Hence, they are now demanding access to outside expertise for a fee and exemption from criminal and civil liabilities under certain circumstances.
This leads us to more ludicrousness. Are we then expecting ‘independent directors’ to run little secretariats at shareholders’ expense so that they are able to discharge their duties? Weren’t they appointed as independent directors precisely because the company felt that they would bring in their own, rather than hired, expertise to the board? And won’t such hired help potentially lead to leakage of inside information?
The enhanced role, responsibility and remuneration of independent directors has also led to increased jockeying for a position on corporate boards. Minority shareholders, for instance, are pressing for strict implementation of Section 265 of the Companies Act, which provides for proportional representation on the Board of Directors. Some consumers’ and shareholders’ associations believe that the provision will get them board directorships; but in all likelihood, proportional representation based on an election by minority investors may only lead to a cabal of speculators with large investment holdings finding their way to the boards of top companies.
Another suggestion from influential quarters is that the regulator, in consultation with stock exchanges, should create a list of eligible independent persons.
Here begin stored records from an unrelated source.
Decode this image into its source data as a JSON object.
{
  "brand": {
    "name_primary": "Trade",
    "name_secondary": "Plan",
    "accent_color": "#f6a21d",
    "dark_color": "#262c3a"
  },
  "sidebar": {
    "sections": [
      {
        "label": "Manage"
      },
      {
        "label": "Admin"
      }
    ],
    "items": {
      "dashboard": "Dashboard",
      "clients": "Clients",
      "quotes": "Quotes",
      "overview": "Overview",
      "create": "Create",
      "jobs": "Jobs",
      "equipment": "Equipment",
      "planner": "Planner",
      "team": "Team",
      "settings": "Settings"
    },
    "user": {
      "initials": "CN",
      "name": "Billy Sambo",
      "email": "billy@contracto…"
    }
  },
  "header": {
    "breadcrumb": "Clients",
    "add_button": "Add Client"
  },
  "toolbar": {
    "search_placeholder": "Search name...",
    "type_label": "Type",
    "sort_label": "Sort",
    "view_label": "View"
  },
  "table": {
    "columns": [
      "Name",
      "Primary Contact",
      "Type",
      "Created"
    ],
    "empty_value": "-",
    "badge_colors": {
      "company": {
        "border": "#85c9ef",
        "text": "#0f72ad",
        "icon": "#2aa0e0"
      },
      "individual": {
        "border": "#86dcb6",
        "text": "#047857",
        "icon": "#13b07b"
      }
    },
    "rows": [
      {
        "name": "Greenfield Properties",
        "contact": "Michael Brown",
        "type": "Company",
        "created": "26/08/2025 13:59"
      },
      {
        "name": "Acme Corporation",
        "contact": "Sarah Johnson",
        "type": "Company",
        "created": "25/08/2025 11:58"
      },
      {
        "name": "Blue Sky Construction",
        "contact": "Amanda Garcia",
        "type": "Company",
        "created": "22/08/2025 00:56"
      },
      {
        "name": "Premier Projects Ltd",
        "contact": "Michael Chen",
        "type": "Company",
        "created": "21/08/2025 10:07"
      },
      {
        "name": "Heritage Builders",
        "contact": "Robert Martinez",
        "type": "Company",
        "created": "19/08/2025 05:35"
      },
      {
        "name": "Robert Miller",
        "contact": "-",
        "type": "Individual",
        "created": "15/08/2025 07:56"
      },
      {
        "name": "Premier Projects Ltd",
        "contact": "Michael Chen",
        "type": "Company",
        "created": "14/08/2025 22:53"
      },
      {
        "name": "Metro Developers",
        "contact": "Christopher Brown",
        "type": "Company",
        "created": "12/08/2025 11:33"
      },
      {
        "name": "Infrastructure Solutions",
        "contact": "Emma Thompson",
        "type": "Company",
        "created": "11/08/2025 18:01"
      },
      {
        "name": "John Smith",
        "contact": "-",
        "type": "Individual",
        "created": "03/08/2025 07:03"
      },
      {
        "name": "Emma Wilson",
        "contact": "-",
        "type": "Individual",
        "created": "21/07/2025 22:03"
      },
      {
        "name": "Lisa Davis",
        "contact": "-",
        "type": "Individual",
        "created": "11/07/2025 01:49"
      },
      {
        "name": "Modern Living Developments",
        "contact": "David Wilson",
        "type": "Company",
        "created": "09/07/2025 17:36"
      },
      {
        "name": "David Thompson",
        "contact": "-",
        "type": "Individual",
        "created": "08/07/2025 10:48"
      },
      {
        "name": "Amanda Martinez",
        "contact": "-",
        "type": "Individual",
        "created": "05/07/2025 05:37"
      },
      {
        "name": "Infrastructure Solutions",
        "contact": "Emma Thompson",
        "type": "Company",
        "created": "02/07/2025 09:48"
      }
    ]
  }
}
Companies should then be asked to pick their representatives from this pool. Were this to happen, one can only imagine the lobbying and pressure from politicians and bureaucrats to get their people into the regulator’s golden list. It will kill forever the hope of minority shareholders’ interests being adequately represented on the boards of companies.
Another category of directors that needs more attention is ‘nominee’ directors from development financial institutions (DFIs) and hybrid mutual funds such as Unit Trust of India (UTI). There are several reasons why we need to get rid of nominee directors. First, the DFIs themselves are dying out and their directorships have to end. UTI, for instance, is now on par with other mutual funds and cannot have access to privileged board information. Second, these directors, on the rare occasions that they remember their fiduciary responsibility, only protect lenders’ interests. This is often in conflict with the interest of minority shareholders and debenture holders. That is why none of the institutional directors felt obliged to remember their fiduciary duty towards debenture holders (where the institution they represented was also a debenture trustee) when companies defaulted on debenture interest and redemption.
Obviously, we need some rethinking on who should be independent directors and what we expect from them. Firstly, let us recognise that independent directors can only play a limited role as watchdogs and they certainly cannot take over the fiduciary responsibilities of full-time management.
Having recognised that, let us not waste time worrying about outside expertise for independent directors at shareholders’ expense and let us not allow them to grow roots within the company. That is bound to compromise their independence. To my mind, nobody should be an independent director of more than five companies or for more than five years.